The Kaostheory North Coast Group is making waves
Two young men from the north coast of Kaua’i, originally from New Jersey and Texas respectively, formed a rock band for two during the pandemic, producing musical singles that take off and inspire others across the country .
Luke Reynolds, 20, of Kilauea, and Logan Krest, 19, of Princeville, have made waves with their music, even astonishing themselves.
“We recently debuted at No. 12 on the iTunes Alternative Rankings in the US,” said Reynolds.
“We did over 350,000 streams on Spotify and over 125,000 streams on our music video in less than three weeks.
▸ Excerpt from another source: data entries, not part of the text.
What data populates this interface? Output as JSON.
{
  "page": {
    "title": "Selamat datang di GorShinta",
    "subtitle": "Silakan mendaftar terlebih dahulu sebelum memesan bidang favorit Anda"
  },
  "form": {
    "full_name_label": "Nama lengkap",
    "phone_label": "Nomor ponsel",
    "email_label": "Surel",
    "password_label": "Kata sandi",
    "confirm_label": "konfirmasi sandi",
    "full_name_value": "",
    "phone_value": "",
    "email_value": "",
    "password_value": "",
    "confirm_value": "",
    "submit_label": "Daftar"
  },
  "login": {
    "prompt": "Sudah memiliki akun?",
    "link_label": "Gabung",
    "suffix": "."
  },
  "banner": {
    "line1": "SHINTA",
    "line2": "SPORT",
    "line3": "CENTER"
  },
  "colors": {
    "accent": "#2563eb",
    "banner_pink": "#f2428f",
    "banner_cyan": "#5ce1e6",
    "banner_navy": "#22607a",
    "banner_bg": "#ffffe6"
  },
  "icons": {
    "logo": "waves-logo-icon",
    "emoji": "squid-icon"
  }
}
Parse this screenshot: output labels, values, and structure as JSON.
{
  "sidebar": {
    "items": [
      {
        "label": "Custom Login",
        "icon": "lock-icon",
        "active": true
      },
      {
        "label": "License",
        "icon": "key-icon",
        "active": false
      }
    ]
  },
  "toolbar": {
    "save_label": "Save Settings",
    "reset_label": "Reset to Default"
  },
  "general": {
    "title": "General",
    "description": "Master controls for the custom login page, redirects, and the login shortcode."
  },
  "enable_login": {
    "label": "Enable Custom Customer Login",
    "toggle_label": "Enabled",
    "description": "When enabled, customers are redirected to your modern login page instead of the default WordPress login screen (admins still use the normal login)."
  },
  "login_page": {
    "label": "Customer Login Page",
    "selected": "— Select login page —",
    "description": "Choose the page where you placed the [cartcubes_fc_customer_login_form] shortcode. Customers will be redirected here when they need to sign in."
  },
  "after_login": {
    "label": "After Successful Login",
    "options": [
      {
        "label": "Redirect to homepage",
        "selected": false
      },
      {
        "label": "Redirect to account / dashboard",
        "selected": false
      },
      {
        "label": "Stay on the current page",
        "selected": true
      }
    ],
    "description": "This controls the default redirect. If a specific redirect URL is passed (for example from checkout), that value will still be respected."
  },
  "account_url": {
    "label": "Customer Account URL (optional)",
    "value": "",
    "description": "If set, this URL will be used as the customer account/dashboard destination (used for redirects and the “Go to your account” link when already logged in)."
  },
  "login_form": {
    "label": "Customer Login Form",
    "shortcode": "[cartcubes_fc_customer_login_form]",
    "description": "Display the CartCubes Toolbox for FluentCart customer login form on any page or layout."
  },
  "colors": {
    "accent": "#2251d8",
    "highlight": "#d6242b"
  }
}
Based on the success of our third single, “All I Know,” iHeartRadio Honolulu’s head of programming contacted us to launch our song on iHeartRadio Star 101.9 Hawai’i’s Alternative. “
Reynolds and Krest formed their group, Kaostheory, after meeting through Reynold’s younger sister, Lily Reynolds.
“We released three singles on all streaming platforms,” Reynolds said. “The first single we released was an alternate mix of rock and hip-hop called ‘Bape Glowing’. Our second single was a ripped pop-punk anthem called “Blood Stained Diary”. Our third and most recent single is called “All I Know”, with Nathan James. “
Kaostheory came up with their band’s name after listening to their manager, Luke Reynolds’ father, Dan Reynold’s suggestion.
“We were playing with a few different names,” said Luke Reynolds. “We wanted something that was obviously going to burst, something that was easily remembered and marketable. My father gave us the idea that the name connects “theory”. And it was in fact from this name that we began to examine the theoretical concept.
After tripping over the definition of the word “chaos”, and spelling it out with ak, Reynolds and Krest said that after doing a bit of research into what this concept was, it ended up resonating with them. And they said they kinda felt like they stumbled upon their name by accident one day.
“The current scientific concept of chaos theory is basically like the law of entropy, which means, in a crazy mess, there is a magical order,” Reynolds said. “So that’s the magic of our name.”
The group creates music that they relate to and naturally chooses the lyrics of the instrumental music they find on YouTube.
“We personally believe that rock ‘n’ roll is all about pushing the boundaries, asking the tough questions and shining a light on what has been buried by societal norms,” Reynolds said.
“For example, we believe that covering topics that have greatly affected our lives, such as mental health and substance abuse, as well as many other issues in young adults, is a critical part of staying true to the meaning of rock to him. -even.”
It’s about connecting with their fans and creating a safe haven for their followers, they said.
“One of our biggest goals is obviously to create that transparent space with our music between us and our fans,” said Reynolds, “to kind of create that relationship with our listeners, where they can feel like they are. to hear the full and honest truth from us. And this is something that they can actually use and apply in their lives – help them grow as people just as we think we are doing our best to grow with people.
“We plan to grow our fan base one fan at a time. One song at a time. Everything that’s necessary. The most important thing for us is that we are able to influence and have a positive impact on the people who listen to and support our music.
People understand their music and the group is meeting more and more artists on the continent thinking of future collaborations.
“We have a new single which we will announce the release date shortly,” said Reynolds. “The song is called ‘Razors’, which was written while we were in quarantine on Kaua’i after recording a music video in LA.”
One of the sayings that keeps the two band members through the trying times of the pandemic, they hope to inspire their fans too: “No matter how hard things get, there is hope and we all go. make it happen, ”Krest said. “’Veni, Vidi, Vici’, we came, we saw, we conquered. ‘
Reynolds and Krest have goals, but they want their music to make a difference more than just getting on the charts.
“I’m sure there are a lot of people out there who want to win Grammys and prizes and stuff like that,” Reynolds said. “And while we would be honored to come to this, for me and Logan, I just know it’s really about helping kids like us, who are in similar situations, boys or girls, or anyone, just people who maybe lost or looking to find their passion, or I just had a rowdy spot in the road.
“We hope that our words, our words and our voices can perhaps guide them,” said Reynolds.
Kaostheory’s singles are on all major music platforms, including YouTube and kaostheorylive.com.
Stephanie Shinno, education and business journalist, can be reached at 245-0424 or at [email protected]